- What the exercise asks: Nothing should differ. Repeat every record as written.

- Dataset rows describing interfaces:
- Opening Delimiter -

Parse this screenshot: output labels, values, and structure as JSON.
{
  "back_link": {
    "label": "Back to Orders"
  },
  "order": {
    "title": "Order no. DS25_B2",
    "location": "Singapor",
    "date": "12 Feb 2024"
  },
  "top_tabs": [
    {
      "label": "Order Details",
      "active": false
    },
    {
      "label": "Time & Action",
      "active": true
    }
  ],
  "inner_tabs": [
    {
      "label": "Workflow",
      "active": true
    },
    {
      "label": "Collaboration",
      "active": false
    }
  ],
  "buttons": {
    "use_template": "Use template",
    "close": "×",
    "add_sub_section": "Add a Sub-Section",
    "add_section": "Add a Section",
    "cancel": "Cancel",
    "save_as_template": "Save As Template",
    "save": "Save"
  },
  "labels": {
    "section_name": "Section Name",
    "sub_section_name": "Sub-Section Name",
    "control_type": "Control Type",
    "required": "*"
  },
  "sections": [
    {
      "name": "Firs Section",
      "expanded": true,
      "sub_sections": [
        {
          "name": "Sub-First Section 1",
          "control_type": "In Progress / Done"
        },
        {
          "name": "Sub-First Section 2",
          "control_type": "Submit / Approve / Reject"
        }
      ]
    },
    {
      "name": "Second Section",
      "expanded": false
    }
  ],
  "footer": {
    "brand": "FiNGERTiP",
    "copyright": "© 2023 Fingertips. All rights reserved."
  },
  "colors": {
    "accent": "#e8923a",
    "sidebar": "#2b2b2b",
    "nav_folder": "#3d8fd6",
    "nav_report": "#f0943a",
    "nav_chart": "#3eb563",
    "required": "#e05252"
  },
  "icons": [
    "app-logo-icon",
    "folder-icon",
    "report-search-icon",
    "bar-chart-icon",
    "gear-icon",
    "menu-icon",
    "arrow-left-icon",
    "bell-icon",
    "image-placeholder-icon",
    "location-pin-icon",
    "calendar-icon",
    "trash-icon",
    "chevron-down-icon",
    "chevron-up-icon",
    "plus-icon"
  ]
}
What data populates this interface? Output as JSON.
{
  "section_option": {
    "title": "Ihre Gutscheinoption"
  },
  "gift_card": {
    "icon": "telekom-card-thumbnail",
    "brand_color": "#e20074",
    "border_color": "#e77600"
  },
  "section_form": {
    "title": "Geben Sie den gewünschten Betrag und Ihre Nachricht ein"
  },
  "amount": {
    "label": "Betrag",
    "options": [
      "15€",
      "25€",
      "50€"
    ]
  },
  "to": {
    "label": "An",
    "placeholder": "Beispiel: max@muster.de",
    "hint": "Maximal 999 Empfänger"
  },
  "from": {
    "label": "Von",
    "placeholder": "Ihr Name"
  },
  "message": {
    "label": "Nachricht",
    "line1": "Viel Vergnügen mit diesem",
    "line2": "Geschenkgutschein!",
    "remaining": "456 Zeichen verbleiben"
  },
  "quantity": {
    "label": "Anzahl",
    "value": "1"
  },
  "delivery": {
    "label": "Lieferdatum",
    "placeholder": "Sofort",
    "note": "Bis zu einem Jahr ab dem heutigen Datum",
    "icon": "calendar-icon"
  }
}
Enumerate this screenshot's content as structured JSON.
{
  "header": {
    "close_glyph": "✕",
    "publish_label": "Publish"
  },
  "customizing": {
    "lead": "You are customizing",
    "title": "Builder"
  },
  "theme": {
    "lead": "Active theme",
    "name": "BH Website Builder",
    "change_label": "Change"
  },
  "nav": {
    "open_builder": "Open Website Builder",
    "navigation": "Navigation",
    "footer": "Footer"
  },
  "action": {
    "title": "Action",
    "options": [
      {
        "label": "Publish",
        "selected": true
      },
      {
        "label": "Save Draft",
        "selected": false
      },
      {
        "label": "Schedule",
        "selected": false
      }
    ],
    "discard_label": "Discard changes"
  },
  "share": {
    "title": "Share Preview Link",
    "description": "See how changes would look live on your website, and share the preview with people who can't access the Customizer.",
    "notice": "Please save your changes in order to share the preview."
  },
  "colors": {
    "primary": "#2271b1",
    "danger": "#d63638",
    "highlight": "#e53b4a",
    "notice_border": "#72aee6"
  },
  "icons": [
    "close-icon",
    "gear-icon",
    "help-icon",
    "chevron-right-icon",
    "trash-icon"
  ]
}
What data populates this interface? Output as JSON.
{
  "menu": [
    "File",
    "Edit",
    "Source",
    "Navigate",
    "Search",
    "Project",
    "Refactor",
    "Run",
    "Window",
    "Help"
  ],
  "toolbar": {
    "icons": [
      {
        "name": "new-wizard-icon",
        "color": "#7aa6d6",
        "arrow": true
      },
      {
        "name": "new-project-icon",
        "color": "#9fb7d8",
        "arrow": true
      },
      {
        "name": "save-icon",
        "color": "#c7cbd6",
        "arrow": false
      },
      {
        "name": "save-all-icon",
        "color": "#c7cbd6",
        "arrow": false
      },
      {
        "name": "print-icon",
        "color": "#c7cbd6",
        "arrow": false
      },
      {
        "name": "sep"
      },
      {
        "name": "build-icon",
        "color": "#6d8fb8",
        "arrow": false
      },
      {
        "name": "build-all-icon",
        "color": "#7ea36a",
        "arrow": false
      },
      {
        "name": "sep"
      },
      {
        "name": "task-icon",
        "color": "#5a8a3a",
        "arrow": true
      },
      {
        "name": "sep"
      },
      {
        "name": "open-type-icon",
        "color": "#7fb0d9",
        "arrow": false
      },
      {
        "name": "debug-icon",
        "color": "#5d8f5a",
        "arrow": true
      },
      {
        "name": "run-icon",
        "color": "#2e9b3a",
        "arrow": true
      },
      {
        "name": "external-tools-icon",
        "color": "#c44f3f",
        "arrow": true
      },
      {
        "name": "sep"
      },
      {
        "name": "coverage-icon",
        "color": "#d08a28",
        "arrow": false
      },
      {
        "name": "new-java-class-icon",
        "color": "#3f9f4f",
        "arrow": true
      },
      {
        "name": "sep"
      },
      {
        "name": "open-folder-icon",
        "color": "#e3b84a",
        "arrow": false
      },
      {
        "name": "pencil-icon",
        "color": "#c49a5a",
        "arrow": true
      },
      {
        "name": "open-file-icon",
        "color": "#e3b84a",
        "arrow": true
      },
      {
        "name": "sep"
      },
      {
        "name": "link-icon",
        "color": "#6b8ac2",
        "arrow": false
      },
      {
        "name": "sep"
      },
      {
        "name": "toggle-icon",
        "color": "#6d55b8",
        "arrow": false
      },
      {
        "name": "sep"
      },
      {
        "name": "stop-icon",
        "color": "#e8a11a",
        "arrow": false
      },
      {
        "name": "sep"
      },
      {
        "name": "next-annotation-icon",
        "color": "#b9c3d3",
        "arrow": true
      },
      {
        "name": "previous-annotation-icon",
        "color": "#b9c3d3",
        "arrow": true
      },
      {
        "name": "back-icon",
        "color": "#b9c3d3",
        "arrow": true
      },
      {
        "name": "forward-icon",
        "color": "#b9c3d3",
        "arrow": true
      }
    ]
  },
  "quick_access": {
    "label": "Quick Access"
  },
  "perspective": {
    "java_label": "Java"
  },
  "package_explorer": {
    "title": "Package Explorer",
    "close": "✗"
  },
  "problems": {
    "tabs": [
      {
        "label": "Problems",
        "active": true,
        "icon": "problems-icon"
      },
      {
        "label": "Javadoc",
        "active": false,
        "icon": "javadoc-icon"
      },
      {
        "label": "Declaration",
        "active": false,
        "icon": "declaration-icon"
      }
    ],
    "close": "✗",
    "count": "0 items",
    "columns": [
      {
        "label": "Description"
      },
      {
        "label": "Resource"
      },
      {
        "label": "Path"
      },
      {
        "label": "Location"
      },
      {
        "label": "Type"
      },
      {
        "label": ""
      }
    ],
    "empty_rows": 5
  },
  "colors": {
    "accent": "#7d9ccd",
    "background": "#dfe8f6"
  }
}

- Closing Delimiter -

- Final answer:
Parse this screenshot: output labels, values, and structure as JSON.
{
  "back_link": {
    "label": "Back to Orders"
  },
  "order": {
    "title": "Order no. DS25_B2",
    "location": "Singapor",
    "date": "12 Feb 2024"
  },
  "top_tabs": [
    {
      "label": "Order Details",
      "active": false
    },
    {
      "label": "Time & Action",
      "active": true
    }
  ],
  "inner_tabs": [
    {
      "label": "Workflow",
      "active": true
    },
    {
      "label": "Collaboration",
      "active": false
    }
  ],
  "buttons": {
    "use_template": "Use template",
    "close": "×",
    "add_sub_section": "Add a Sub-Section",
    "add_section": "Add a Section",
    "cancel": "Cancel",
    "save_as_template": "Save As Template",
    "save": "Save"
  },
  "labels": {
    "section_name": "Section Name",
    "sub_section_name": "Sub-Section Name",
    "control_type": "Control Type",
    "required": "*"
  },
  "sections": [
    {
      "name": "Firs Section",
      "expanded": true,
      "sub_sections": [
        {
          "name": "Sub-First Section 1",
          "control_type": "In Progress / Done"
        },
        {
          "name": "Sub-First Section 2",
          "control_type": "Submit / Approve / Reject"
        }
      ]
    },
    {
      "name": "Second Section",
      "expanded": false
    }
  ],
  "footer": {
    "brand": "FiNGERTiP",
    "copyright": "© 2023 Fingertips. All rights reserved."
  },
  "colors": {
    "accent": "#e8923a",
    "sidebar": "#2b2b2b",
    "nav_folder": "#3d8fd6",
    "nav_report": "#f0943a",
    "nav_chart": "#3eb563",
    "required": "#e05252"
  },
  "icons": [
    "app-logo-icon",
    "folder-icon",
    "report-search-icon",
    "bar-chart-icon",
    "gear-icon",
    "menu-icon",
    "arrow-left-icon",
    "bell-icon",
    "image-placeholder-icon",
    "location-pin-icon",
    "calendar-icon",
    "trash-icon",
    "chevron-down-icon",
    "chevron-up-icon",
    "plus-icon"
  ]
}
What data populates this interface? Output as JSON.
{
  "section_option": {
    "title": "Ihre Gutscheinoption"
  },
  "gift_card": {
    "icon": "telekom-card-thumbnail",
    "brand_color": "#e20074",
    "border_color": "#e77600"
  },
  "section_form": {
    "title": "Geben Sie den gewünschten Betrag und Ihre Nachricht ein"
  },
  "amount": {
    "label": "Betrag",
    "options": [
      "15€",
      "25€",
      "50€"
    ]
  },
  "to": {
    "label": "An",
    "placeholder": "Beispiel: max@muster.de",
    "hint": "Maximal 999 Empfänger"
  },
  "from": {
    "label": "Von",
    "placeholder": "Ihr Name"
  },
  "message": {
    "label": "Nachricht",
    "line1": "Viel Vergnügen mit diesem",
    "line2": "Geschenkgutschein!",
    "remaining": "456 Zeichen verbleiben"
  },
  "quantity": {
    "label": "Anzahl",
    "value": "1"
  },
  "delivery": {
    "label": "Lieferdatum",
    "placeholder": "Sofort",
    "note": "Bis zu einem Jahr ab dem heutigen Datum",
    "icon": "calendar-icon"
  }
}
Enumerate this screenshot's content as structured JSON.
{
  "header": {
    "close_glyph": "✕",
    "publish_label": "Publish"
  },
  "customizing": {
    "lead": "You are customizing",
    "title": "Builder"
  },
  "theme": {
    "lead": "Active theme",
    "name": "BH Website Builder",
    "change_label": "Change"
  },
  "nav": {
    "open_builder": "Open Website Builder",
    "navigation": "Navigation",
    "footer": "Footer"
  },
  "action": {
    "title": "Action",
    "options": [
      {
        "label": "Publish",
        "selected": true
      },
      {
        "label": "Save Draft",
        "selected": false
      },
      {
        "label": "Schedule",
        "selected": false
      }
    ],
    "discard_label": "Discard changes"
  },
  "share": {
    "title": "Share Preview Link",
    "description": "See how changes would look live on your website, and share the preview with people who can't access the Customizer.",
    "notice": "Please save your changes in order to share the preview."
  },
  "colors": {
    "primary": "#2271b1",
    "danger": "#d63638",
    "highlight": "#e53b4a",
    "notice_border": "#72aee6"
  },
  "icons": [
    "close-icon",
    "gear-icon",
    "help-icon",
    "chevron-right-icon",
    "trash-icon"
  ]
}
What data populates this interface? Output as JSON.
{
  "menu": [
    "File",
    "Edit",
    "Source",
    "Navigate",
    "Search",
    "Project",
    "Refactor",
    "Run",
    "Window",
    "Help"
  ],
  "toolbar": {
    "icons": [
      {
        "name": "new-wizard-icon",
        "color": "#7aa6d6",
        "arrow": true
      },
      {
        "name": "new-project-icon",
        "color": "#9fb7d8",
        "arrow": true
      },
      {
        "name": "save-icon",
        "color": "#c7cbd6",
        "arrow": false
      },
      {
        "name": "save-all-icon",
        "color": "#c7cbd6",
        "arrow": false
      },
      {
        "name": "print-icon",
        "color": "#c7cbd6",
        "arrow": false
      },
      {
        "name": "sep"
      },
      {
        "name": "build-icon",
        "color": "#6d8fb8",
        "arrow": false
      },
      {
        "name": "build-all-icon",
        "color": "#7ea36a",
        "arrow": false
      },
      {
        "name": "sep"
      },
      {
        "name": "task-icon",
        "color": "#5a8a3a",
        "arrow": true
      },
      {
        "name": "sep"
      },
      {
        "name": "open-type-icon",
        "color": "#7fb0d9",
        "arrow": false
      },
      {
        "name": "debug-icon",
        "color": "#5d8f5a",
        "arrow": true
      },
      {
        "name": "run-icon",
        "color": "#2e9b3a",
        "arrow": true
      },
      {
        "name": "external-tools-icon",
        "color": "#c44f3f",
        "arrow": true
      },
      {
        "name": "sep"
      },
      {
        "name": "coverage-icon",
        "color": "#d08a28",
        "arrow": false
      },
      {
        "name": "new-java-class-icon",
        "color": "#3f9f4f",
        "arrow": true
      },
      {
        "name": "sep"
      },
      {
        "name": "open-folder-icon",
        "color": "#e3b84a",
        "arrow": false
      },
      {
        "name": "pencil-icon",
        "color": "#c49a5a",
        "arrow": true
      },
      {
        "name": "open-file-icon",
        "color": "#e3b84a",
        "arrow": true
      },
      {
        "name": "sep"
      },
      {
        "name": "link-icon",
        "color": "#6b8ac2",
        "arrow": false
      },
      {
        "name": "sep"
      },
      {
        "name": "toggle-icon",
        "color": "#6d55b8",
        "arrow": false
      },
      {
        "name": "sep"
      },
      {
        "name": "stop-icon",
        "color": "#e8a11a",
        "arrow": false
      },
      {
        "name": "sep"
      },
      {
        "name": "next-annotation-icon",
        "color": "#b9c3d3",
        "arrow": true
      },
      {
        "name": "previous-annotation-icon",
        "color": "#b9c3d3",
        "arrow": true
      },
      {
        "name": "back-icon",
        "color": "#b9c3d3",
        "arrow": true
      },
      {
        "name": "forward-icon",
        "color": "#b9c3d3",
        "arrow": true
      }
    ]
  },
  "quick_access": {
    "label": "Quick Access"
  },
  "perspective": {
    "java_label": "Java"
  },
  "package_explorer": {
    "title": "Package Explorer",
    "close": "✗"
  },
  "problems": {
    "tabs": [
      {
        "label": "Problems",
        "active": true,
        "icon": "problems-icon"
      },
      {
        "label": "Javadoc",
        "active": false,
        "icon": "javadoc-icon"
      },
      {
        "label": "Declaration",
        "active": false,
        "icon": "declaration-icon"
      }
    ],
    "close": "✗",
    "count": "0 items",
    "columns": [
      {
        "label": "Description"
      },
      {
        "label": "Resource"
      },
      {
        "label": "Path"
      },
      {
        "label": "Location"
      },
      {
        "label": "Type"
      },
      {
        "label": ""
      }
    ],
    "empty_rows": 5
  },
  "colors": {
    "accent": "#7d9ccd",
    "background": "#dfe8f6"
  }
}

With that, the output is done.